Image: Adrift I, Patsy Payne, 2016, mixed media; courtesy of the artist
A show exploring the theme of fashion within the context of contemporary art – a look at what’s hot in painting and fashion today.
Ruby Berry creates organic woven sculptures that push scale and material contrast. Ideas of protection, comfort and containment are explored through these intricately detailed forms using wool, cotton and beeswax. The slow and deliberate weaving creates a strong relationship to the body, through process and final form.
Image: Ruby Berry, Enclosed (2015) Beeswax, cotton, stones; Photo Brenton McGeachie
My work is an exploration of public spaces such as shopping centres, train stations and supermarkets. I explore my interest in the way in which people move in these spaces and the impression screen technology is making on our public space. Footage stills from different places are digitally collaged. This visual information is then translated into my painting with the use of scale, fragmented perspective, repetition of imagery and pictorial digital troupes. These compositional approaches are used to draw a link to the fragmentation and disorientation of public spaces and time in transit.
Manuka on a Saturday Morning is an exhibition sourced from films that are particular to the Urban Manuka area. Filmed over one Saturday morning the exhibition is a site specific painting installation for CCAS Manuka.
Image: George and Pitt St, 2016, image and artist statement courtesy or the artist
What if we didn’t have a word for day and a word for night – if we didn’t split our understanding into two apparent opposites? What if instead, we paid close attention to the subtle qualities of certain moments throughout the 24 hour cycle; the period just as the moon appears over the horizon, the moment the temperature drops before the dawn, or the changing light as rainclouds obscure the sun. What happens when we immerse ourselves in an unfamiliar environment? What is it about stepping into the unknown that simultaneously embodies hope and fear, dreams and terrors? Can we map our experience of night and day in the way we map the earth and the night sky?

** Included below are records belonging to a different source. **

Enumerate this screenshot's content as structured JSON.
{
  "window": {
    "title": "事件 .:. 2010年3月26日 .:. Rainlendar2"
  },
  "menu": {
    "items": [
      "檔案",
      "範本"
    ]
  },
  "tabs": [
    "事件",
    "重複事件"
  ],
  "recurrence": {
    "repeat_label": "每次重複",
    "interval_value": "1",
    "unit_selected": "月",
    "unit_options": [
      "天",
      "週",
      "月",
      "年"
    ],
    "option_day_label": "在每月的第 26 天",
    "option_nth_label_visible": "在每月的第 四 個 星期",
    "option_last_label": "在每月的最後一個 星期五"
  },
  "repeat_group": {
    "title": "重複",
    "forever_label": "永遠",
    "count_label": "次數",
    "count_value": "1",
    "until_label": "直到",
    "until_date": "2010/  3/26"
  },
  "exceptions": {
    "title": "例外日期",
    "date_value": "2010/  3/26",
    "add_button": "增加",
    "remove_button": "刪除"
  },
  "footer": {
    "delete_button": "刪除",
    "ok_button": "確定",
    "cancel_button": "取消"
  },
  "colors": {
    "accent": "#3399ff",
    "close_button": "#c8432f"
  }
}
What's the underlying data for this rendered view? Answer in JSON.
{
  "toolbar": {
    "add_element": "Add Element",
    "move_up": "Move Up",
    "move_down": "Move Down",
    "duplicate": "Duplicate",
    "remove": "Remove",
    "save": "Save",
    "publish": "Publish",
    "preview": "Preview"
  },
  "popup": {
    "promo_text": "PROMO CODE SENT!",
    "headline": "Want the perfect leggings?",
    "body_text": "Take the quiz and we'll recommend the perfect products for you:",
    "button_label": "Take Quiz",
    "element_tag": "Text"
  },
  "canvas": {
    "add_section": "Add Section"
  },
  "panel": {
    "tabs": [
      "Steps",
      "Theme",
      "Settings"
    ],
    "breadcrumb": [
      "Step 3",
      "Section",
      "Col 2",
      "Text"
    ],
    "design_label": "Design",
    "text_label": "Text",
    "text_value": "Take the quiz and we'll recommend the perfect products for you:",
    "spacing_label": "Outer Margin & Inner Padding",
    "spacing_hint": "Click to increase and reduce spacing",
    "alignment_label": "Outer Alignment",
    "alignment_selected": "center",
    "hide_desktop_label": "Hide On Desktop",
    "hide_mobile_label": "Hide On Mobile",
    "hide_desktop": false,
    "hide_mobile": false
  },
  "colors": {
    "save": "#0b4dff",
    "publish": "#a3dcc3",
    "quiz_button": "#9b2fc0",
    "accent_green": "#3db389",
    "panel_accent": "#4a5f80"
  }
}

Jessica Brooke Anderson and Ellis Hutch have created a contemplative installation of screen prints, drawings and artist books made whilst working as Artists in Residence at Megalo Print Studio and Gallery. Their work has been created in response to a recent journey into the Flinders Ranges in South Australia. Their research site – the rich and fascinating Arkaroola Station – is a wilderness area marked by stunning ridges of sedimentary rock and alive with the stories of the original Indigenous inhabitants and marked by the complicated history of colonial settlement.
Into this environment the artists have brought their own interests in how humans encounter unfamiliar spaces, how we respond to the environment around us and view it through our existing lenses. Learning to navigate the physical landscape we question our individual identities, our relationships with our surroundings and the layers of cultural and social conditioning that can both aid us and blinker our ability to perceive.
About the artists
Ellis Hutch (AUS) and Jessica Anderson (USA) had their first conversation on a snow-covered road in rural Finland. As they walked they discovered mutual interests in mindfulness, embodied practice and practice-based research. Since that meeting at the Arteles Creative Centre where they were both undertaking artist residencies around the theme of Silence, Existence, Awareness; Ellis and Jessica have continued their dialogue and are investigating their intersecting interests through a process-based collaboration.
Image: Ellis Hutch, Dreams and Terrors (installation detail), 2016; image courtesy of the artist